**Task brief:** Without skipping anything, print all of the data exactly.

[Web page and app entries]

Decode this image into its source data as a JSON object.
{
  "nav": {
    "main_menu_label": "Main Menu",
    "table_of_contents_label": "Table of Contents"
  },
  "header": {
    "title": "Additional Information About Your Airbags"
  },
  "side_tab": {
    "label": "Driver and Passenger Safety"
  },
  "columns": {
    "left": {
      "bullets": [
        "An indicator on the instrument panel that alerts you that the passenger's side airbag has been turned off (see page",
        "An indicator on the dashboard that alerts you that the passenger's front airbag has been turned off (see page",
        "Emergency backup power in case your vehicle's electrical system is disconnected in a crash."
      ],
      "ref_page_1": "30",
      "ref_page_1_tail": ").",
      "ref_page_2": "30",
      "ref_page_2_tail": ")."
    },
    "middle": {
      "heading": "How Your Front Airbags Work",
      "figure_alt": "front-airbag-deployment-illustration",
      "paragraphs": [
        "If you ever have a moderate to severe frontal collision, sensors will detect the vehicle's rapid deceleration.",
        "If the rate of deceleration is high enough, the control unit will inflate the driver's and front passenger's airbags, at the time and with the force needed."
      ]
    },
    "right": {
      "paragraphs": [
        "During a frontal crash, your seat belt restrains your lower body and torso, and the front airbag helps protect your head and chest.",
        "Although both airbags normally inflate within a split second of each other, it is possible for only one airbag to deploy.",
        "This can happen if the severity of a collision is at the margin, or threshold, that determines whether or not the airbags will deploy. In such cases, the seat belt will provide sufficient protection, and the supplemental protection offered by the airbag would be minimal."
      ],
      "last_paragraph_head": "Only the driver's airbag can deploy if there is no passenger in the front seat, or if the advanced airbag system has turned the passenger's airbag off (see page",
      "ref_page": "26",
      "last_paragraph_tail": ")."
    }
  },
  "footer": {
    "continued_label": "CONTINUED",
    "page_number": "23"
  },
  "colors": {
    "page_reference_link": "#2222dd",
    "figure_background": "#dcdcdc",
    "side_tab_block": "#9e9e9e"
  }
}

**Output:**
Decode this image into its source data as a JSON object.
{
  "nav": {
    "main_menu_label": "Main Menu",
    "table_of_contents_label": "Table of Contents"
  },
  "header": {
    "title": "Additional Information About Your Airbags"
  },
  "side_tab": {
    "label": "Driver and Passenger Safety"
  },
  "columns": {
    "left": {
      "bullets": [
        "An indicator on the instrument panel that alerts you that the passenger's side airbag has been turned off (see page",
        "An indicator on the dashboard that alerts you that the passenger's front airbag has been turned off (see page",
        "Emergency backup power in case your vehicle's electrical system is disconnected in a crash."
      ],
      "ref_page_1": "30",
      "ref_page_1_tail": ").",
      "ref_page_2": "30",
      "ref_page_2_tail": ")."
    },
    "middle": {
      "heading": "How Your Front Airbags Work",
      "figure_alt": "front-airbag-deployment-illustration",
      "paragraphs": [
        "If you ever have a moderate to severe frontal collision, sensors will detect the vehicle's rapid deceleration.",
        "If the rate of deceleration is high enough, the control unit will inflate the driver's and front passenger's airbags, at the time and with the force needed."
      ]
    },
    "right": {
      "paragraphs": [
        "During a frontal crash, your seat belt restrains your lower body and torso, and the front airbag helps protect your head and chest.",
        "Although both airbags normally inflate within a split second of each other, it is possible for only one airbag to deploy.",
        "This can happen if the severity of a collision is at the margin, or threshold, that determines whether or not the airbags will deploy. In such cases, the seat belt will provide sufficient protection, and the supplemental protection offered by the airbag would be minimal."
      ],
      "last_paragraph_head": "Only the driver's airbag can deploy if there is no passenger in the front seat, or if the advanced airbag system has turned the passenger's airbag off (see page",
      "ref_page": "26",
      "last_paragraph_tail": ")."
    }
  },
  "footer": {
    "continued_label": "CONTINUED",
    "page_number": "23"
  },
  "colors": {
    "page_reference_link": "#2222dd",
    "figure_background": "#dcdcdc",
    "side_tab_block": "#9e9e9e"
  }
}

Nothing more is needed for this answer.